## [Task details]
Using the entries below, show all lines with the string "Manuell".
***** Records for this exercise *****
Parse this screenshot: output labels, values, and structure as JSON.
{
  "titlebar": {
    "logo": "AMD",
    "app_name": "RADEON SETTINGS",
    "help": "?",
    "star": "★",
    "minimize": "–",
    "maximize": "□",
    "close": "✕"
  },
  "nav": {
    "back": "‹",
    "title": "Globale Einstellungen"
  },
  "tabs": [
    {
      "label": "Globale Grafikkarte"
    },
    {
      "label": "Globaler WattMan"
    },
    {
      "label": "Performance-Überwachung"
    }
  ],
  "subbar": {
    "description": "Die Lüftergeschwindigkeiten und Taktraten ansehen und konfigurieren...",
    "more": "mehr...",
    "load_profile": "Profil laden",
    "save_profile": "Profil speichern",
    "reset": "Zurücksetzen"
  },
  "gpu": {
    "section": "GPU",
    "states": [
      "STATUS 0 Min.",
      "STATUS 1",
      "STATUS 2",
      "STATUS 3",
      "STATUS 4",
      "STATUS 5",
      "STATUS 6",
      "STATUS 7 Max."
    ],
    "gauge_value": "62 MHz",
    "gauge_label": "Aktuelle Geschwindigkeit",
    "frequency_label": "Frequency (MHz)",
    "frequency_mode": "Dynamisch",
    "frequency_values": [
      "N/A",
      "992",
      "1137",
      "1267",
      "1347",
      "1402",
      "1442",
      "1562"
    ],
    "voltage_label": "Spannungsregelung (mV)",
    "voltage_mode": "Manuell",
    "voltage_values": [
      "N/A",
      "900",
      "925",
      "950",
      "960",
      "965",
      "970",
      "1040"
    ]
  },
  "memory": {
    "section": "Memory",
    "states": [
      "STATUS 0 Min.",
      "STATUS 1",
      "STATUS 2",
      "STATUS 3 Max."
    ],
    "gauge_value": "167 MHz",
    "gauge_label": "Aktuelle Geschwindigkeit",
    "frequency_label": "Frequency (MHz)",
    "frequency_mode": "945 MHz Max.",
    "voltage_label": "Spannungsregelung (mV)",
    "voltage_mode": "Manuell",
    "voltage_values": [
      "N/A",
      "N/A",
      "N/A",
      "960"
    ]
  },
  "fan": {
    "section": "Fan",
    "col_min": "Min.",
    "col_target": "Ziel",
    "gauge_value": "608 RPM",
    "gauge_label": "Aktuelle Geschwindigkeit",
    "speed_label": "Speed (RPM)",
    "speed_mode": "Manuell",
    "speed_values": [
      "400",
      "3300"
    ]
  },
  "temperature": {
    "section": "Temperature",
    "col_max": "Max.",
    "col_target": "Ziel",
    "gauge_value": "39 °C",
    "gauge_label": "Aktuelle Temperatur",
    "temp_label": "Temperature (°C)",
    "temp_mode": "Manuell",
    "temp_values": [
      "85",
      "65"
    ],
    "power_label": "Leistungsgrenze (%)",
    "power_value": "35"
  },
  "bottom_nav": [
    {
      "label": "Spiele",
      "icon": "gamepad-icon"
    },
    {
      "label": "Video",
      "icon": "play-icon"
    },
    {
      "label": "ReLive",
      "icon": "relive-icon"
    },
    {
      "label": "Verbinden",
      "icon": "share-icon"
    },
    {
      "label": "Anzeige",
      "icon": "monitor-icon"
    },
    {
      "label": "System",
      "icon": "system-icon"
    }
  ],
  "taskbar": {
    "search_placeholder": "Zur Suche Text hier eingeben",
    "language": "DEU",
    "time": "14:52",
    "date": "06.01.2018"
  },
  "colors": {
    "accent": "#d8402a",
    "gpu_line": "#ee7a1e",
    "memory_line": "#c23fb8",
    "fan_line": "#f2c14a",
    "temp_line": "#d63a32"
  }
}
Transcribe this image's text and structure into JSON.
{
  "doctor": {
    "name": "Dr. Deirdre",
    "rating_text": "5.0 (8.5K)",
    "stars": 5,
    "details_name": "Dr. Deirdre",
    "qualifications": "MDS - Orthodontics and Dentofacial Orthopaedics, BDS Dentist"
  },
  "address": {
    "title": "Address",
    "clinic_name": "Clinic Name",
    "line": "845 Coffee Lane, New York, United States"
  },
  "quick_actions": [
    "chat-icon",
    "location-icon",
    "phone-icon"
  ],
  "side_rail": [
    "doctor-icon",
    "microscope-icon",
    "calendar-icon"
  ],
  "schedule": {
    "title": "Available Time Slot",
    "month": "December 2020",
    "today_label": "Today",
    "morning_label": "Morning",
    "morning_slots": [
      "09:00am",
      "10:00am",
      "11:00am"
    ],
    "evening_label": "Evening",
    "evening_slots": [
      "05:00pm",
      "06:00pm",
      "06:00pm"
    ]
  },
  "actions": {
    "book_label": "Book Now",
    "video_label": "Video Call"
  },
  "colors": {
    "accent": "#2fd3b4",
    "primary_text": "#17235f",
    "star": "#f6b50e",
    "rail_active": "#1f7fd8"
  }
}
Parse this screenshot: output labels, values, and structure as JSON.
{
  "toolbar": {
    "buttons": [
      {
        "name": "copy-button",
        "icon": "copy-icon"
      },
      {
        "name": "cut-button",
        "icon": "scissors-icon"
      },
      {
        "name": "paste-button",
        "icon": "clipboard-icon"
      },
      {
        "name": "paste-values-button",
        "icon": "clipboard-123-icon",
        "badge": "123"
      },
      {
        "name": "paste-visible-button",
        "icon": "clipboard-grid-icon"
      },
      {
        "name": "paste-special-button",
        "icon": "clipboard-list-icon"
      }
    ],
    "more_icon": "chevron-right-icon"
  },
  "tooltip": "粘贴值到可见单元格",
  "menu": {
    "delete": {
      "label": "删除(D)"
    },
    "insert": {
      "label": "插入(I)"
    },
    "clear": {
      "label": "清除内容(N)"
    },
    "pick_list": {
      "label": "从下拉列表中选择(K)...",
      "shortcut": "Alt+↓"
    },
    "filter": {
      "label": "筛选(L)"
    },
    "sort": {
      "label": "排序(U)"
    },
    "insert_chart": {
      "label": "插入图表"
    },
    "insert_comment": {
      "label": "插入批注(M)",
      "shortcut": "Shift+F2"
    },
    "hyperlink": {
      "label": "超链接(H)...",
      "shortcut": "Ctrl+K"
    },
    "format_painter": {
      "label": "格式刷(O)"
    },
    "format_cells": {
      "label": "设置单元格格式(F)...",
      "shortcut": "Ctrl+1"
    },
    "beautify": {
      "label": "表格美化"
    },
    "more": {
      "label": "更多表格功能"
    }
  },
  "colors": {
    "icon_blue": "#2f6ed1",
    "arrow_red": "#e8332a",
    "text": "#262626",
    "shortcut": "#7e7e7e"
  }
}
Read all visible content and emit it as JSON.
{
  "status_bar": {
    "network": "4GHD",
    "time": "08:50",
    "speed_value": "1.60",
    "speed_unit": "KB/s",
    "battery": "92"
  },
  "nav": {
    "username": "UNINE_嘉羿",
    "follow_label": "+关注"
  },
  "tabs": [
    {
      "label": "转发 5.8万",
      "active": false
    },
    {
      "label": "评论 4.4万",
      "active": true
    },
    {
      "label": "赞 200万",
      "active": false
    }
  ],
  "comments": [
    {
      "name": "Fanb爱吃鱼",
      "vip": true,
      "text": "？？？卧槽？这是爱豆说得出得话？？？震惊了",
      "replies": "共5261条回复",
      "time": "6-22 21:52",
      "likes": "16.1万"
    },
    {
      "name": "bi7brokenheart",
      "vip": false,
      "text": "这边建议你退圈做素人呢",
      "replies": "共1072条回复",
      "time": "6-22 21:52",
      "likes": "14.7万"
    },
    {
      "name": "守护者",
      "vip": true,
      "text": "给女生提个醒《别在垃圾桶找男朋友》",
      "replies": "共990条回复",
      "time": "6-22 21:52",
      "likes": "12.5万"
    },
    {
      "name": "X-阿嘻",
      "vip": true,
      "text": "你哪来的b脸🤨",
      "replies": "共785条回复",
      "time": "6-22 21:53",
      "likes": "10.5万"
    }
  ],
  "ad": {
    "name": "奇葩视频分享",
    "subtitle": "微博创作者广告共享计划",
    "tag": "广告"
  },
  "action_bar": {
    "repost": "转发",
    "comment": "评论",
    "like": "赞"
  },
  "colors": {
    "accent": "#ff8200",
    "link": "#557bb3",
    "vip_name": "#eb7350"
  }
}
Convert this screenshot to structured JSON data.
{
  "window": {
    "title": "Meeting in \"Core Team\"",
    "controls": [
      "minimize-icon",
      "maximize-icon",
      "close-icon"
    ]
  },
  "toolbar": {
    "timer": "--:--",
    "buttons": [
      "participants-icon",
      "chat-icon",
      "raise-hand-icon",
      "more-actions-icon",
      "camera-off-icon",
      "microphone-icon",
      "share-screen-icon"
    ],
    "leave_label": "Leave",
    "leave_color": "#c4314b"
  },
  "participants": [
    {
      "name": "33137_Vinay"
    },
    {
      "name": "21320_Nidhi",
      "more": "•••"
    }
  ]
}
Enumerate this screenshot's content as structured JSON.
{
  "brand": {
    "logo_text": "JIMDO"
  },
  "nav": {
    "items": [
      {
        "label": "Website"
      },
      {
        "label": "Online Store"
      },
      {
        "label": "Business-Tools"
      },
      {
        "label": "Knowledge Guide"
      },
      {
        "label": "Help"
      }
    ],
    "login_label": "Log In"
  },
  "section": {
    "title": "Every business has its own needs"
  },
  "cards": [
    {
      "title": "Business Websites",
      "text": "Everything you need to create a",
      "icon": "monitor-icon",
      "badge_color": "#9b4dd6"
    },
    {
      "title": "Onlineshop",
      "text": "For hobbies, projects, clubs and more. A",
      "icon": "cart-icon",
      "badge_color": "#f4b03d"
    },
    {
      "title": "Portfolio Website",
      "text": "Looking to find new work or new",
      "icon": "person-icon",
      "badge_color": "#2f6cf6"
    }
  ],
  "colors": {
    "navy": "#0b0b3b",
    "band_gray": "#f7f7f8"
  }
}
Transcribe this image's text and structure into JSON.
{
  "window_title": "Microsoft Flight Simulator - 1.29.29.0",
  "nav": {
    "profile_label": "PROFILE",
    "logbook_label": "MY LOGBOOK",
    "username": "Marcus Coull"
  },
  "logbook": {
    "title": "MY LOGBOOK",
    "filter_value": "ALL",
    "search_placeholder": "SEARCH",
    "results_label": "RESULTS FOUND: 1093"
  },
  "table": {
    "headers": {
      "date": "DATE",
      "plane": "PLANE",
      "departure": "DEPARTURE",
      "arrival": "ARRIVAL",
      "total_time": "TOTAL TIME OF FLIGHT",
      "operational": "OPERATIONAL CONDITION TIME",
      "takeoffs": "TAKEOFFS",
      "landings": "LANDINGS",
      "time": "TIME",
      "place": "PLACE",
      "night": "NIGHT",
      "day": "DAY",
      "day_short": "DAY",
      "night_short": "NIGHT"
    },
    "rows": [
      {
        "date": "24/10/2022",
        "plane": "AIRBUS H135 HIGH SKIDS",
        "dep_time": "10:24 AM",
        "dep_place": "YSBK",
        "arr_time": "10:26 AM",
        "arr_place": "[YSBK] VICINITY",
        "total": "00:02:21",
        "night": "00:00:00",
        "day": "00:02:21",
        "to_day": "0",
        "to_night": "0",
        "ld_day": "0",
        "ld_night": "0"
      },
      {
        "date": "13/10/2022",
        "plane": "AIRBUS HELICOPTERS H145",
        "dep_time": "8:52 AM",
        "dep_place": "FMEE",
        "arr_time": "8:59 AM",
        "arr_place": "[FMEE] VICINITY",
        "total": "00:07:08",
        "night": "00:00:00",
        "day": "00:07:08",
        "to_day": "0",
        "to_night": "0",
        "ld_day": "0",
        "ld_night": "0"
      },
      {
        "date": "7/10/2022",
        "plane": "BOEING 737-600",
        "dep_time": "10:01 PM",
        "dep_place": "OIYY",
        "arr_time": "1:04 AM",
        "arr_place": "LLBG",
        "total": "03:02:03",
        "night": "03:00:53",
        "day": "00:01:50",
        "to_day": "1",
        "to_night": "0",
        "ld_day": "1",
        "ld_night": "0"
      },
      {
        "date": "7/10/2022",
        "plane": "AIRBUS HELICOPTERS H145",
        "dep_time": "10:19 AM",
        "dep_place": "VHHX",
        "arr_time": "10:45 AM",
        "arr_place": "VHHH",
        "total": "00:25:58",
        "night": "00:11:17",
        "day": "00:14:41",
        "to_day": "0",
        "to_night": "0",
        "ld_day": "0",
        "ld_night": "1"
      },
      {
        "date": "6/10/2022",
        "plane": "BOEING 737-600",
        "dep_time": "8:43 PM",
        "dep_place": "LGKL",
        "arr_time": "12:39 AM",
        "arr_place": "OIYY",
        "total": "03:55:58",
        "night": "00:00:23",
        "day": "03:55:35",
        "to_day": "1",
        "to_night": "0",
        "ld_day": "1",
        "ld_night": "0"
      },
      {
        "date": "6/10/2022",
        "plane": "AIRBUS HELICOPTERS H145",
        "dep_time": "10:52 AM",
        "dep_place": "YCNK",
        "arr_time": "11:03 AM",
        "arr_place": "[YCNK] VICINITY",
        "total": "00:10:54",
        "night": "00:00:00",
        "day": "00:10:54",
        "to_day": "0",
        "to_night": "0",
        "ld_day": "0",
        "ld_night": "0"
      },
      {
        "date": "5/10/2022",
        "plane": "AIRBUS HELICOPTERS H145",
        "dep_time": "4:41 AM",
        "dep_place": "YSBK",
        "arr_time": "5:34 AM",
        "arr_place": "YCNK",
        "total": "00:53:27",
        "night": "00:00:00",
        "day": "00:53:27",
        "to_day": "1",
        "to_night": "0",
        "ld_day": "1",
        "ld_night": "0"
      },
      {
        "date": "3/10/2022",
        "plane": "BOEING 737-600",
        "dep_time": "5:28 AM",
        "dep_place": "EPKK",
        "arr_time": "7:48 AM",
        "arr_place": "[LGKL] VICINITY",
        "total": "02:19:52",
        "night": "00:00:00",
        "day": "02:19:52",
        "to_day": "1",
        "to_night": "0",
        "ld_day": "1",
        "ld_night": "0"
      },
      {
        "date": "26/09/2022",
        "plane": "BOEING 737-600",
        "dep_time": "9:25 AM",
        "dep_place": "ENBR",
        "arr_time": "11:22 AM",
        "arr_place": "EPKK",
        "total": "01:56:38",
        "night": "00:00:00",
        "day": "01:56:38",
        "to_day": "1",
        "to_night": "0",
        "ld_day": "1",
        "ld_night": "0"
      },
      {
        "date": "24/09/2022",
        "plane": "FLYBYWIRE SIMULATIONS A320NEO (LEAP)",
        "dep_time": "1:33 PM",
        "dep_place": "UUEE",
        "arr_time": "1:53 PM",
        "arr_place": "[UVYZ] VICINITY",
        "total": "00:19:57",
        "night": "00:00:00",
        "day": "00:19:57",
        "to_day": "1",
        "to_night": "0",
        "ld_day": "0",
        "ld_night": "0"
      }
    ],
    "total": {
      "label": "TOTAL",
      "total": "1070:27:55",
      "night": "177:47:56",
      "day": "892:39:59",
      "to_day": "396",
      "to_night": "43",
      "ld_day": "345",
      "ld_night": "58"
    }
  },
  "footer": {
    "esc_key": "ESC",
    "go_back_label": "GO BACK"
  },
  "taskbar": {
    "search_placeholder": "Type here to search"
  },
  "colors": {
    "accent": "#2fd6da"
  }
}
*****
## [Output below]
    "voltage_mode": "Manuell",
    "voltage_mode": "Manuell",
    "speed_mode": "Manuell",
    "temp_mode": "Manuell",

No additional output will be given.